The doctor finally came for us. I’ve never seen a doctor like this in the UK. Fit, handsome, friendly; bonus for the fact that he could understand us 😃 I’m not dissing UK doctors; I’m sure there are many who fit this description; I just didn’t have the pleasure of meeting them. 😉
What happened next was the best customer service I’ve ever had from a physician. He worked on each of us in turn, getting a thorough history, and checking us out. He explained that we seemed to have the current flu; but mine had become bronchitis. Just to be safe, he wanted to do lab tests on all of us to ensure it was viral and not bacterial. Since I’ve also had an ongoing low grade fever previously, he wanted more tests just to make sure everything is good. We left his office about 40 minutes later, armed with 3 prescriptions and 3 lab slips. What happened next was mind boggling.
He pointed to a set of chairs just across the main room and said to wait there for the lab tech. Less than 4 minutes later she was taking our blood…10 minutes later the tests were done and we were sent on our way! There was one test that takes longer; they will be calling in 2 days with the results. Insanity. The efficiency here is amazing. Now came the final hurdle: paying the bill…how much would it be with all those extra labs? Wait for it…
Would you believe me if I said there was NO EXTRA COST FOR THE LAB TESTS?? It was included. Just think, this appointment cost us about $165 per person, but once we are assigned a number, that appointment with all those tests will be $12. But wait! The receptionist neglected to mention this gem that I found at the website, Work in Sweden, “…the maximum cost for visits to a doctor in a 12-month period is SEK 1,100.” This is roughly $130.
There was an additional cost for the prescriptions, but that too will change once we get those personal numbers.
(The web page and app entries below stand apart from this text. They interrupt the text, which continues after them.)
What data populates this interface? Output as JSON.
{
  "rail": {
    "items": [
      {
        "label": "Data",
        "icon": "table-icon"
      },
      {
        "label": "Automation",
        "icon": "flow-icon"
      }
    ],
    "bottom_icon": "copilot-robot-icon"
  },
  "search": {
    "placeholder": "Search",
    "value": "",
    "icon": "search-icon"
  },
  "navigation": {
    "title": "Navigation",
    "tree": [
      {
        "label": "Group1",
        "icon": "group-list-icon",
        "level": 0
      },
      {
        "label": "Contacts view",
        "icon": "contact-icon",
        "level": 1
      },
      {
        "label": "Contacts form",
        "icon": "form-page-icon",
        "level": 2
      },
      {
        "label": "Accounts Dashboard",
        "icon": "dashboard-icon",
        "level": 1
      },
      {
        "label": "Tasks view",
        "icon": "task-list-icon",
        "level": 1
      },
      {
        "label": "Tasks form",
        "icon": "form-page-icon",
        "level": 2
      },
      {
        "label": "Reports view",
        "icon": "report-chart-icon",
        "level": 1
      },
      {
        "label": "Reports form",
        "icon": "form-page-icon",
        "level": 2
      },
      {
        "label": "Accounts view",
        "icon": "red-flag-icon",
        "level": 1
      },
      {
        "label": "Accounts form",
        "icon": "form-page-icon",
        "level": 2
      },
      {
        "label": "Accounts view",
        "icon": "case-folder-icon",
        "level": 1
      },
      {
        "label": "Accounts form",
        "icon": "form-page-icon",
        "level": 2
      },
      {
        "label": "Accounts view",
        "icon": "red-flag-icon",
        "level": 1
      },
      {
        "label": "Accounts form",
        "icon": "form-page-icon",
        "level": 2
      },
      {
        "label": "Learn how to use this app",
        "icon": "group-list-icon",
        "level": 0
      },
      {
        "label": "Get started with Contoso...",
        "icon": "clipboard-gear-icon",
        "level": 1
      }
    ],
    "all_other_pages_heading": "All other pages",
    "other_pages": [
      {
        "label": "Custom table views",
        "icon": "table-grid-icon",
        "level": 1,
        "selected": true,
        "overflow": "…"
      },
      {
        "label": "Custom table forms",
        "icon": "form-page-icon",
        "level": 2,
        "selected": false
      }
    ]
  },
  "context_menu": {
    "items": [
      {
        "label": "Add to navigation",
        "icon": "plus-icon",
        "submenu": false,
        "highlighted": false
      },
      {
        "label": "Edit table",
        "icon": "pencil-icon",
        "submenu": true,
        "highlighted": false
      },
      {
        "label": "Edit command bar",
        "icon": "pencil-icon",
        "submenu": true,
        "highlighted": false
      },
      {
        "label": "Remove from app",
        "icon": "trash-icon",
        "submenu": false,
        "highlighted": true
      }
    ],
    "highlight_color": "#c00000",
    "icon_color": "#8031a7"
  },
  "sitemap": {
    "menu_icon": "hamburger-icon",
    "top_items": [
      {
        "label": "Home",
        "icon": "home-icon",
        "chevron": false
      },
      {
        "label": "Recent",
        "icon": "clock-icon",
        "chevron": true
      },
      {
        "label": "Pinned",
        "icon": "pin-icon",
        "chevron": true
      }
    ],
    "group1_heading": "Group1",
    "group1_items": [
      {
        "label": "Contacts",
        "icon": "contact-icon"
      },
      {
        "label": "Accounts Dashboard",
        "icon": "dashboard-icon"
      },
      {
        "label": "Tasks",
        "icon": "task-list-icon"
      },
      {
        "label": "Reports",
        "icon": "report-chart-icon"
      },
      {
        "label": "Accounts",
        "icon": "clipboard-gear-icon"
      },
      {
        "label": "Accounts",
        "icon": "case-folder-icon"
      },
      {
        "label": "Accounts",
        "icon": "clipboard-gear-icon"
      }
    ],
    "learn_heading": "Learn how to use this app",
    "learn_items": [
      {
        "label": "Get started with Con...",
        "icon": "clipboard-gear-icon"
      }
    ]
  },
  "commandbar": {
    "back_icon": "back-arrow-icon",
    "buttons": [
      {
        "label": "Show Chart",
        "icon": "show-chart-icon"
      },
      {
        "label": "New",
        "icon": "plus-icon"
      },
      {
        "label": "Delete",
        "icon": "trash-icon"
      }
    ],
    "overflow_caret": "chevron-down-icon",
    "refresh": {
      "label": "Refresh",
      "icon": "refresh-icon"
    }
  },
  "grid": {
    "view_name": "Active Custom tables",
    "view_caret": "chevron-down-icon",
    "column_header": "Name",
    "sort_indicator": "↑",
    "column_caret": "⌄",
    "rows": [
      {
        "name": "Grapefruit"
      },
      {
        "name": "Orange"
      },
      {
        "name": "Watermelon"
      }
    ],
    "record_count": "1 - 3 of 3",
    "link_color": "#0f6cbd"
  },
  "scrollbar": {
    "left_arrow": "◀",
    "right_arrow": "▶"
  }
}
Similar to the appointment fees, prescription costs are capped at SEK 2,200 every 12 months. That is roughly $260. Can you imagine that? People would never have to forego medication due to cost if we had this system.
Despite the 2 hour wait, I’m still very satisfied with the amazing service we got today and I am so appreciative of the fact that I was able to get excellent care even as a foreigner wandering in to a medical facility for help.
Remember, if you come to Sweden as a tourist, get travel insurance! If you come as an employee, make sure in advance that your employer will reimburse you until you have a personal number. If they won’t, get travel insurance! We had travel insurance our first week here, before the job started. It was $12 for all 3 of us. This is a small but important detail to remember.
Fear not though, even if you don’t, the Swedes won’t make you go bankrupt to see someone. It will hurt the wallet a bit; but one visit won’t costs thousands of dollars and that I think is awesome. See, not all socialized medical care is evil 😉
Until next time…